Below were my considerations when Apple brought in Ahrendts (2013) to be 'retail chief'. I wasn't impressed. Today we find out I was right. I will say that 5 years, give or take, is longer than I expected.


This isn't going to go well. The data make it quite clear that the high-end cellphone market is full up. With countries, outside the Euro in particular, aiming to aggressively control their exchange rate, it is foolish to assume that US/Euro upper-class exist elsewhere in large numbers. One fiat from the Berserkerstan Central Bank, and all that moolah goes poof!

Angela Ahrendts was able convince the well-to-do that a Burberry coat was only good for one season, therefore only the poor had one. The truly conspicuous consumer must have a different one for each season.

From an interview. What is Apple thinking? Can't imagine a worse fit.
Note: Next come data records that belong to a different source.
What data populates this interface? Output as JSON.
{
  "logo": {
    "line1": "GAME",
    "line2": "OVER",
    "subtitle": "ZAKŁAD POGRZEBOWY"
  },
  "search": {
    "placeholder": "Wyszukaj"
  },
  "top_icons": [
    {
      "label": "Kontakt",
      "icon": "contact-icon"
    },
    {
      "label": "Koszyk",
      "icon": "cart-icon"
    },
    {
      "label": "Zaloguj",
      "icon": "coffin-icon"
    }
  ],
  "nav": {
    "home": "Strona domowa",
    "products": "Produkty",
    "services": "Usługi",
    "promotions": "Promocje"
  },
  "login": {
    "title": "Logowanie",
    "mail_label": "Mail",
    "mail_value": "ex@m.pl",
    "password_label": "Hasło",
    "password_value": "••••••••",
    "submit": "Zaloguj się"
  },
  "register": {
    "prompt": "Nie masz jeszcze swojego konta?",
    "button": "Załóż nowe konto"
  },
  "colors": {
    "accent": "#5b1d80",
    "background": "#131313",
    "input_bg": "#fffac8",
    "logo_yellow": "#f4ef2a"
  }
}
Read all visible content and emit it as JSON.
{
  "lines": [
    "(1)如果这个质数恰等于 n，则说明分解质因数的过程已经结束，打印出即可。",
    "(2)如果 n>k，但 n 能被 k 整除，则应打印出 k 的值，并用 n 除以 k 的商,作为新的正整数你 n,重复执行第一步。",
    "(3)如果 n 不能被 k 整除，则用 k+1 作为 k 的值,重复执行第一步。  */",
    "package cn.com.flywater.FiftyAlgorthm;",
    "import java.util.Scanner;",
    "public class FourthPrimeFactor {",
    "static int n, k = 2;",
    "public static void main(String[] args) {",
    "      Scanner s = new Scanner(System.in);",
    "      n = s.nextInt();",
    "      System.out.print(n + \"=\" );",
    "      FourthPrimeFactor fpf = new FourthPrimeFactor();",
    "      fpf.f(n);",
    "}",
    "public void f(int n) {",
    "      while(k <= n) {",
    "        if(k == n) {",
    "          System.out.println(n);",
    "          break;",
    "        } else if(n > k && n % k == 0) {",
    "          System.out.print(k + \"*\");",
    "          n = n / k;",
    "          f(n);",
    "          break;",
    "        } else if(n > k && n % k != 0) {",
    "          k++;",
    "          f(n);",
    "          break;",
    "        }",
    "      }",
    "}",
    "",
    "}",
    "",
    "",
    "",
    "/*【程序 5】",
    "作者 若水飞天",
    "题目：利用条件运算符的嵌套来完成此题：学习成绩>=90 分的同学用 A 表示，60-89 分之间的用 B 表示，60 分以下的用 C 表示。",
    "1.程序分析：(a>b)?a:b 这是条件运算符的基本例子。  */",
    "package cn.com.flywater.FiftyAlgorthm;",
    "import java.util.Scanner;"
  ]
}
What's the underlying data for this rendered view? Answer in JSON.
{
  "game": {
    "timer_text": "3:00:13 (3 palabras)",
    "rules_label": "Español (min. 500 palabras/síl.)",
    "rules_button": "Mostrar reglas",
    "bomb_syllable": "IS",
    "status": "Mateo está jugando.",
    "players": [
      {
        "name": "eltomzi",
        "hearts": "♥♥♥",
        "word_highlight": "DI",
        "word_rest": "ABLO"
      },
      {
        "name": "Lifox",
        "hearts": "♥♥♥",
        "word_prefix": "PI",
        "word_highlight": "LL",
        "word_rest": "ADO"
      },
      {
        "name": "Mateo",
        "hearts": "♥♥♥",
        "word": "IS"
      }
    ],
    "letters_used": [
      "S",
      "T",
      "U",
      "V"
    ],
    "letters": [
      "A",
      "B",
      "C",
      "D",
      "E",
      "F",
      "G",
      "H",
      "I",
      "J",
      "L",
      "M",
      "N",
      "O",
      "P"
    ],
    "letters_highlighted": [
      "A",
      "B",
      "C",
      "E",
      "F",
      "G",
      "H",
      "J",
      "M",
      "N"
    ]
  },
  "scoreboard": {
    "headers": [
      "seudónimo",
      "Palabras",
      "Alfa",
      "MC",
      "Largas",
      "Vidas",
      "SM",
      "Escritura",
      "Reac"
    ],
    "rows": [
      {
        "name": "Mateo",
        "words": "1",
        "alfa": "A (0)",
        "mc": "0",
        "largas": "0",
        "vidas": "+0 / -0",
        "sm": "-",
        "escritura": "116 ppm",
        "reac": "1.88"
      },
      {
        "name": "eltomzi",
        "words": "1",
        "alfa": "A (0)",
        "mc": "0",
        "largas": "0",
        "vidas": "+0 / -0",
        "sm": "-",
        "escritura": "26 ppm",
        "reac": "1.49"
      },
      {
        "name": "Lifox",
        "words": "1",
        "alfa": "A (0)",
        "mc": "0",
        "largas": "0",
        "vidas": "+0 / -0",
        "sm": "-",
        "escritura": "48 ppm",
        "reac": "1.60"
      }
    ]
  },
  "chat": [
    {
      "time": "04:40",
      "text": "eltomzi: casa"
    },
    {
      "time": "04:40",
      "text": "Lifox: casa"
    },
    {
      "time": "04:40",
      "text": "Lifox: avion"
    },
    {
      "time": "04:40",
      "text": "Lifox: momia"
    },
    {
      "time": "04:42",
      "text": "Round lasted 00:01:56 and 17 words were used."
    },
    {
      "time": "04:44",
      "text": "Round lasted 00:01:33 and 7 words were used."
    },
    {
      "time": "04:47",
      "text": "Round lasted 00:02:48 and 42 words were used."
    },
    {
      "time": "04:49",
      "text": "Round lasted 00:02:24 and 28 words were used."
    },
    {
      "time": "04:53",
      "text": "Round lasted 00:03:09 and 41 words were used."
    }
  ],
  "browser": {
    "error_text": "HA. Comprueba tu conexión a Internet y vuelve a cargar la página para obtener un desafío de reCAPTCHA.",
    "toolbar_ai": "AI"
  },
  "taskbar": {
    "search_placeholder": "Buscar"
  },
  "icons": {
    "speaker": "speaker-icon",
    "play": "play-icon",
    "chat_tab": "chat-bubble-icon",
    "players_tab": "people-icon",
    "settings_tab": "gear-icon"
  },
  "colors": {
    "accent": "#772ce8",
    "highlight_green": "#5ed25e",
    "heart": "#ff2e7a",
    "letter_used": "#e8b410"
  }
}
Furthermore, we were almost ignoring some of our strongest assets. Our weaving facility in Yorkshire produced the exclusive waterproof gabardine on which the company was founded. Thomas Burberry had created this fabric and the trench coat design for those early military and exploration commissions. The weaving facility was near the Castleford trench coat factory, in the north of England - fortunately, we hadn't resorted to outsourcing in faraway places. What could be better than an authentic heritage brand with a great vertical supply chain? But we weren't investing in it. We weren't optimizing it.

So, Burberry was the best maker of its products? And Apple, et tu? Round nut, square hole.

Burberry used to have just a few basic styles of trench coats: Almost all were beige with the signature check lining, and the differences between them were minor. Now we have more than 300 SKUs, from capes and cropped jackets to the classic Burberry trench in a range of vibrant colors and styles, with everything from mink collars and alligator epaulets to studded leather sleeves.

Somehow, this just isn't going to work for Apple. 300 different iPhones? What, one for each day of the year? Cellphones aren't coats, for crying out loud! Oh, boy.